Sprinkled between songs, silence, and nurse visits were bouts of giggling and unconstrained laughter. Her heart slowed further, pushing through time like a persistent but weary drummer. The tune is almost over, but there’s still more ending to finish. Once her heart rate dipped below 60, we all stood, gathering around the bed. We waited and we watched. Rather than several seconds, a minute would go by between her gasping breaths. Her pulse lowered to mid-30s. Then back to 56. Then back down again. Is she still breathing? She seems so quiet.
Suddenly, she snort-growled again, startling us so badly we started laughing. Tension broken, that’s when the Young Frankenstein quotes began to circulate. One after the other, we dramatized lines from one of my grandmother’s favorite movies. I think we all have our own memories of seeing that movie for the first time; I’m almost positive mine was at her old house on Wanda Road. Put. Ze Candle. Back.
Uproarious laughter. That amazing laughter carried as we continued standing in a circle around her bed. That was our vigil and I’m still certain that’s exactly how she would have wanted her final moments to be honored. We were laughing as her heartbeat flat-lined. We were smiling when she died.
I can’t speak for anyone else’s experience, but the first time watching someone die was, for me, both humbling and awe inspiring. Certainly, it’s surreal watching the machines and inner workings of the body fail, watching the essence of a person fade until a grey-skinned, slack-jawed shell remains. I couldn’t take my eyes away from her and it wasn’t just because of sadness. People die every second of every day, but this was her death. It was important, just like being born, graduating from college, whatever milestone you might celebrate. This was one of those milestones and the fact that we were all able to be there to witness it? That’s extremely humbling.
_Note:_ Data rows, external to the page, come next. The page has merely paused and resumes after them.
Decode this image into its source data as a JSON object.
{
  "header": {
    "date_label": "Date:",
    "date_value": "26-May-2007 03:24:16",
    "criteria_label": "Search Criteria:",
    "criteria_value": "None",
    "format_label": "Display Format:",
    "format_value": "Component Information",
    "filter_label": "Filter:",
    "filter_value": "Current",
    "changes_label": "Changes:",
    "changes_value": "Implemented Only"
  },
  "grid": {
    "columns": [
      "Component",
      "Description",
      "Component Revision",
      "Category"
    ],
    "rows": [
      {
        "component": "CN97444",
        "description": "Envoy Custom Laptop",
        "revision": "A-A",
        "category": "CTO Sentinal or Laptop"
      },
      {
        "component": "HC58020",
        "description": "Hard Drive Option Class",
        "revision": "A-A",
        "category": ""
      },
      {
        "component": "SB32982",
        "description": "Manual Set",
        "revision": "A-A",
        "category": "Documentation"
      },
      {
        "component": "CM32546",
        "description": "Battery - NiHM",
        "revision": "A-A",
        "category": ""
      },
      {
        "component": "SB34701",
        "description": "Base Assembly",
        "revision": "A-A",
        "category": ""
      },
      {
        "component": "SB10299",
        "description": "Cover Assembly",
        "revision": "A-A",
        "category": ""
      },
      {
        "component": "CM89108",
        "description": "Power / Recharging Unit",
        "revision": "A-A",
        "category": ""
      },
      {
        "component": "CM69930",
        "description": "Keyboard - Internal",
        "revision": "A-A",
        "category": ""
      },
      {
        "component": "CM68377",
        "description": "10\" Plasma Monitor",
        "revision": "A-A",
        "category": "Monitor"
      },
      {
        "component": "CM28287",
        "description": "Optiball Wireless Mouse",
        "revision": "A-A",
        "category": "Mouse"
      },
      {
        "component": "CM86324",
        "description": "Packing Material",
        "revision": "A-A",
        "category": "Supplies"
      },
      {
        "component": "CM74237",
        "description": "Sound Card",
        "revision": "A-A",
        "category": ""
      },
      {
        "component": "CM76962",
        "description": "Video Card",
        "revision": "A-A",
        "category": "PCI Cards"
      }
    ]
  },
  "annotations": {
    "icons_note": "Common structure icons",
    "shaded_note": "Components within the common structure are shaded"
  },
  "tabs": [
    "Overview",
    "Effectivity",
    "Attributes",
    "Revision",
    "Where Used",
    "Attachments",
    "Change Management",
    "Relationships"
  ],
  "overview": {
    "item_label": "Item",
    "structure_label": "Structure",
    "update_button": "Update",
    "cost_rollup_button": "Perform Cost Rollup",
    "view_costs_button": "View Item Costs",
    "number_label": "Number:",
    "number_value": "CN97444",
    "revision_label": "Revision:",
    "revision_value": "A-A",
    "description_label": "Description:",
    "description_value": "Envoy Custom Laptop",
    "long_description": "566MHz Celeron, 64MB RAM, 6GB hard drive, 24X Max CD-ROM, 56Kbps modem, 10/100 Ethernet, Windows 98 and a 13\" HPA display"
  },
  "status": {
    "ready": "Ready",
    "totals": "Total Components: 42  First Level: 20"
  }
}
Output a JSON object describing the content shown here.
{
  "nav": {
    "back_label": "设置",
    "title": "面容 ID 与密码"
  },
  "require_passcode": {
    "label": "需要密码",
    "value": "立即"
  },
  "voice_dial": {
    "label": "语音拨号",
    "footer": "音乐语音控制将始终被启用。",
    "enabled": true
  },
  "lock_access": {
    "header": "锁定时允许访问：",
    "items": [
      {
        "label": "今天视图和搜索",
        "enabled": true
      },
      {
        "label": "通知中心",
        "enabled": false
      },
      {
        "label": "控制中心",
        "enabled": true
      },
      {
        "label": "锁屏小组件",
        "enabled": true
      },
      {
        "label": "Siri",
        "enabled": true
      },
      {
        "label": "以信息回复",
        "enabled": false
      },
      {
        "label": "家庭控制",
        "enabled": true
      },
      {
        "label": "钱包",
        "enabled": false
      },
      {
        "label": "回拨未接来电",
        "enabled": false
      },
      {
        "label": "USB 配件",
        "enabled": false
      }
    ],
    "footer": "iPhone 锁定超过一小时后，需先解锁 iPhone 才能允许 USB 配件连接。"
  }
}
I felt stunned by how beautiful it was. In the most new agey way possible I was struck by the most intense feeling of awe and grace. It’s like watching a campfire after the sun has long since set and you’ve already made all your s’mores. The embers are growing dimmer and dimmer and you know at some point they’ll flicker and fade out completely. Your skin prickles with goosebumps as the cool air nips at your arms. You can’t turn your eyes away because it’s mesmerizing and beautiful how the light ripples just beneath the surface of what used to be whole twigs and logs. You hear the owls, crickets, and frogs chorus around you, accompanied by an occasional murmur from the people beside you. Time feels insignificant and while you’re aware of the world, your focus is still on that fire. You don’t want to miss its last flicker. The moment the fire is completely extinguished is the moment the vigil ends; you look up at the faces around you and see tired, old eyes. There isn’t much to say, but hugs are shared and a final round of a camp song is sung. The notes ring true and clear in the night before you turn and leave the fire pit. The world is quiet, the earth is still, and above you, the stars seem extraordinarily bright.